Dan Gilbert has been a majority owner of the Cleveland Cavaliers since 2005. We take a deep dive into how his finances have skyrocketed.
Gilbert became the third-richest owner in all of sports in August last year. Rocket Companies was valued at an eye-popping $42.7 billion in August 2020. This sent Gilbert’s net worth soaring to a whopping $49 billion by the end of that month.
Rocket Companies was previously known as Quicken Loans, also the name sponsors for the Cavs’s stadium during their LeBron days. This company brands itself as a mortgage lending company and was founded in 1985.
— Pigeon Capital (@Pigeonomics) July 2, 2021
When did Dan Gilbert buy the Cleveland Cavaliers?
Gilbert bought the Ohio-based franchise from its previous owner Gordon Gund in March 2005. Gund was a beloved figure in Cleveland sports history, having rescued the Cavs from the doldrums of their Stepien days.
Despite the Gunds’ enthusiastic expenditure on keeping great players, the Cavs were unable to mount a title challenge. Thwarted by Michael Jordan and a stupidly competitive Eastern Conference, their 90s teams flamed out.

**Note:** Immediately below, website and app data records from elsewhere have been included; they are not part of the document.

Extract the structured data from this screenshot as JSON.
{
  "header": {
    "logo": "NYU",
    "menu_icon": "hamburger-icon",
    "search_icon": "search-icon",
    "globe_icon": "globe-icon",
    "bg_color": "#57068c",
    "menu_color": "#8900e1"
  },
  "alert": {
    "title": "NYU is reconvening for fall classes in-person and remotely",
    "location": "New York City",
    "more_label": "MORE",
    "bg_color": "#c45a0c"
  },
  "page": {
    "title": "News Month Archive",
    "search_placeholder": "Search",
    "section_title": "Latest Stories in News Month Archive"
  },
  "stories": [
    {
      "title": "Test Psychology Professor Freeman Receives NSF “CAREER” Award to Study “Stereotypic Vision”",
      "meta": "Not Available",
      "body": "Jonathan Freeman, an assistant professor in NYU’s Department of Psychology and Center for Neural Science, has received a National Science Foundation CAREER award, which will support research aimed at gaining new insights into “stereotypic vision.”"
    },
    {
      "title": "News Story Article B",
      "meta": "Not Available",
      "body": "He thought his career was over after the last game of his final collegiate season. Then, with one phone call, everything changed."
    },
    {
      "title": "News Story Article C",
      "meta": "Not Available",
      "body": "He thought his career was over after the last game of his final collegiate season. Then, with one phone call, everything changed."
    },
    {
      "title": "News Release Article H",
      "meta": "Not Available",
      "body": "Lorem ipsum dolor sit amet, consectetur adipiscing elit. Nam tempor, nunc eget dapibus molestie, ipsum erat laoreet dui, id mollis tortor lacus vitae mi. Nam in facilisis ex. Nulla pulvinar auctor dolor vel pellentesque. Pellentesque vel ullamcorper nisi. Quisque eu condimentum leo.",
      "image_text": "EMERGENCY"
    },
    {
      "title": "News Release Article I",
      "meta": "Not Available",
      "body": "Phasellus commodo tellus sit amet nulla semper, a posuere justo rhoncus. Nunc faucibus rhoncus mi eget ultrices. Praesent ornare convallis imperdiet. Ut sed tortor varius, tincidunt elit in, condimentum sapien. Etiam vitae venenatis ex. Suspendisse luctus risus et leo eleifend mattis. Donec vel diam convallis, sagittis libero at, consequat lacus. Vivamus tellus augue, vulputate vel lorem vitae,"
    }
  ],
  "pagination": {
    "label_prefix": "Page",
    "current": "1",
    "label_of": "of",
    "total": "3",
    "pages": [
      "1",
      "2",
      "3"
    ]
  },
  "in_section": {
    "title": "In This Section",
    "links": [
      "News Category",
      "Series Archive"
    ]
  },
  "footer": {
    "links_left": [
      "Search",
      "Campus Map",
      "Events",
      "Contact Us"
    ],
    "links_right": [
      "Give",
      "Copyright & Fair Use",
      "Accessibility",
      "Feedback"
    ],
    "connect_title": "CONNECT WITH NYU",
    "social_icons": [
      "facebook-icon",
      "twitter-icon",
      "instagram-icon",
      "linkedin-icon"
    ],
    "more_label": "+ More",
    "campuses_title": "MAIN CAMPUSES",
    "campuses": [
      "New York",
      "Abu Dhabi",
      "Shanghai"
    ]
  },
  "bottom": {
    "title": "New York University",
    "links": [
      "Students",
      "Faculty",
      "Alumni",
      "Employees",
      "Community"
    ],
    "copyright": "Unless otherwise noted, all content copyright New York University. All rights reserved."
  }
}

Did Dan Gilbert draft LeBron James?
No. The Cavs were previously owned by the Gunds, who drafted LeBron in the 2003 NBA Draft.
After Shawn Kemp’s departure, the Central Division team bottomed out, and they were successful in landing the no.1 pick in the 2003 NBA draft. And the Gunds changed the Cavs’ fortunes forever by drafting the Akron Hammer.
How is the relationship between Gilbert and LeBron today?
Dan Gilbert has been seared into NBA fans’ memories as a sore loser ever since his spiteful letter to James written in Comic Sans after LeBron decided to take his talents to South Beach.
But it seems that the relationship between the two moved on past its 2010 low when James re-signed with the Cavs in 2014. James played for 4 more years in Cleveland and Gilbert willingly made all the expenditure necessary for building and keeping together a championship-caliber roster.
Gilbert was also a lot more gracious the second time James decided to sign with a franchise other than Cleveland. His farewell letter in 2018 was a lot more filled with gratitude – understandable, given that James had brought the first championship to Ohio in 52 years.